Mistakes Were Made;
or, My First Refinish Job

by Mic Kaczmarczik
Recently I refinished and restored an old Japanese Squier Stratocaster. This was my first attempt at finish work of any kind. The results were personally pleasing if not of professional quality, and this page offers some pictures of the process. If I can do this, you can probably do even better.

One day I walked into a guitar shop here in Austin and saw a black CBS-style Squier Strat sitting behind the counter. When I asked to see it, the owner warned me that it would not be pretty -- and he was right. The body had not only been refinished multiple times in some pretty ugly colors before being clumsily sprayed black, but someone had apparently taken a BIC pen to it and made deep gouges all over the body. The black jack plate was an additional tasteful touch. It was an utter mess to look at.

On the other hand I liked the way it sounded under all that ugly paint. It had a sort of hollow, deep tone with a lot of harmonics and good sustain. The price was right so I decided to buy it and learn something new by refinishing the body myself.

I was aware of Bill Lester's Guitar ReRanch, so I visited the Web site and after some deliberation ordered a can of Daphne Blue nitrocellulose lacquer (just like the classic Fender custom color) and a can of clear coat. (I don't want this to sound like an ad for the ReRanch, but the availability of clear instructions on how to do a color finish, and solid Fender custom colors in spray can loads, gave me a way to do something I honestly had never thought I would be able to do for myself.)

The first step was to strip the body - to find it was made of some sort of figured wood, probably ash (?). I thought most imported Fender guitars were made of basswood, but this has a lot more grain than any basswood I have seen.

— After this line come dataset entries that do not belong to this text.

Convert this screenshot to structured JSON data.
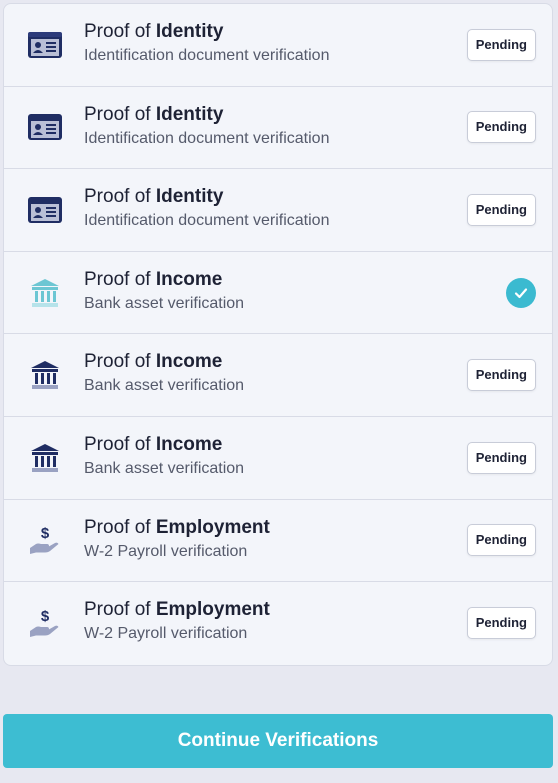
{
  "verifications": [
    {
      "title_prefix": "Proof of",
      "title_bold": "Identity",
      "subtitle": "Identification document verification",
      "icon": "id-card-icon",
      "status": "Pending",
      "completed": false
    },
    {
      "title_prefix": "Proof of",
      "title_bold": "Identity",
      "subtitle": "Identification document verification",
      "icon": "id-card-icon",
      "status": "Pending",
      "completed": false
    },
    {
      "title_prefix": "Proof of",
      "title_bold": "Identity",
      "subtitle": "Identification document verification",
      "icon": "id-card-icon",
      "status": "Pending",
      "completed": false
    },
    {
      "title_prefix": "Proof of",
      "title_bold": "Income",
      "subtitle": "Bank asset verification",
      "icon": "bank-icon",
      "status": "",
      "completed": true
    },
    {
      "title_prefix": "Proof of",
      "title_bold": "Income",
      "subtitle": "Bank asset verification",
      "icon": "bank-icon",
      "status": "Pending",
      "completed": false
    },
    {
      "title_prefix": "Proof of",
      "title_bold": "Income",
      "subtitle": "Bank asset verification",
      "icon": "bank-icon",
      "status": "Pending",
      "completed": false
    },
    {
      "title_prefix": "Proof of",
      "title_bold": "Employment",
      "subtitle": "W-2 Payroll verification",
      "icon": "payroll-hand-icon",
      "status": "Pending",
      "completed": false
    },
    {
      "title_prefix": "Proof of",
      "title_bold": "Employment",
      "subtitle": "W-2 Payroll verification",
      "icon": "payroll-hand-icon",
      "status": "Pending",
      "completed": false
    }
  ],
  "continue_button": {
    "label": "Continue Verifications"
  },
  "colors": {
    "accent": "#3dbdd2",
    "icon_navy": "#1f2d63",
    "icon_completed": "#6cc6d3"
  }
}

Oh yeah, did I mention the ``routing'' for a bridge humbucker, done with a drill?

I have no pictures of the body when I first disassembled the guitar. Take my word for it, it was not a pretty sight. Here's the body after:

  1. sanding off the paint
  2. sanding out the pen marks and grooves
  3. cleaning up the bridge pickup ``route'' with a rotary tool
  4. wood filling
  5. pore fill
  6. sealing

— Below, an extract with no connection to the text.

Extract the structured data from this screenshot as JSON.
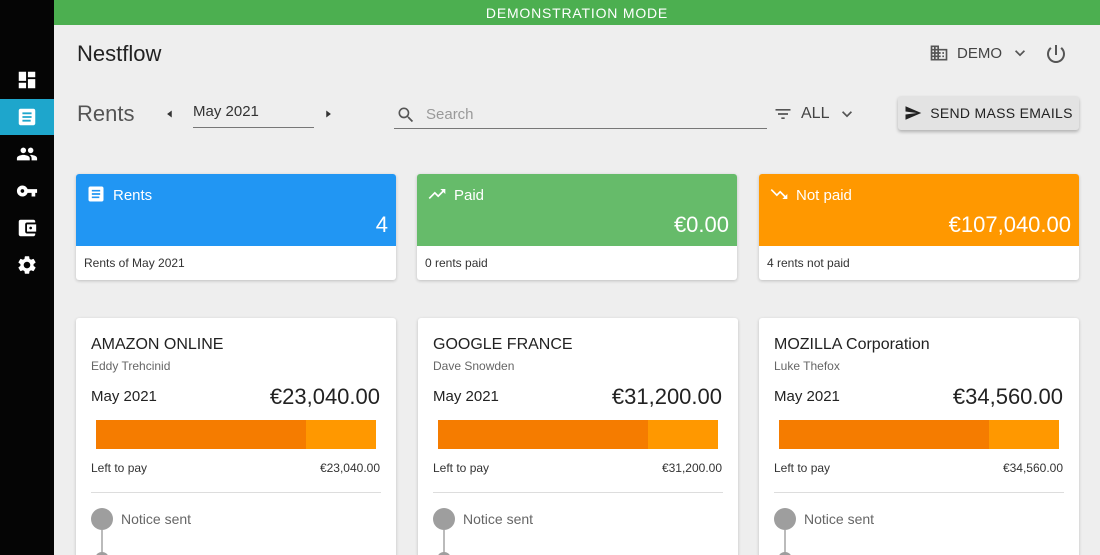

My biggest mistake in the whole process was to spray the white primer on too thick -- and then try to sand it down too fast. Had I been more patient, the end result would have been much better. But I was impatient and pressed on anyway. :(

Here the body has been covered in color coats and then clear coat. I wasted a lot of paint being tentative during the first color coats, and then had a sand-through to the primer after I ran out of color paint. I was far more careful and efficient with the can of clear lacquer!
After allowing the lacquer to dry for a week (probably too early, actually), it was on to final sanding and rubout. Elbow grease is a vital component. I polished the body outside in the shade, and found I missed a lot of subtle marks because I didn't change my viewing angle to try to catch them in the sunlight.
Finally, after 3 weeks of work and waiting, I reassembled the guitar. I used a Carvin '62 Reissue style pickguard from the parts box to get back closer to the original look. Here is a before-and-after comparison:
While not perfect, I learned a lot doing this project and I think the world has been beautified a little. Thanks to Guitar ReRanch for the instructions and materials, and to my family for letting Dad disappear into the garage night after night!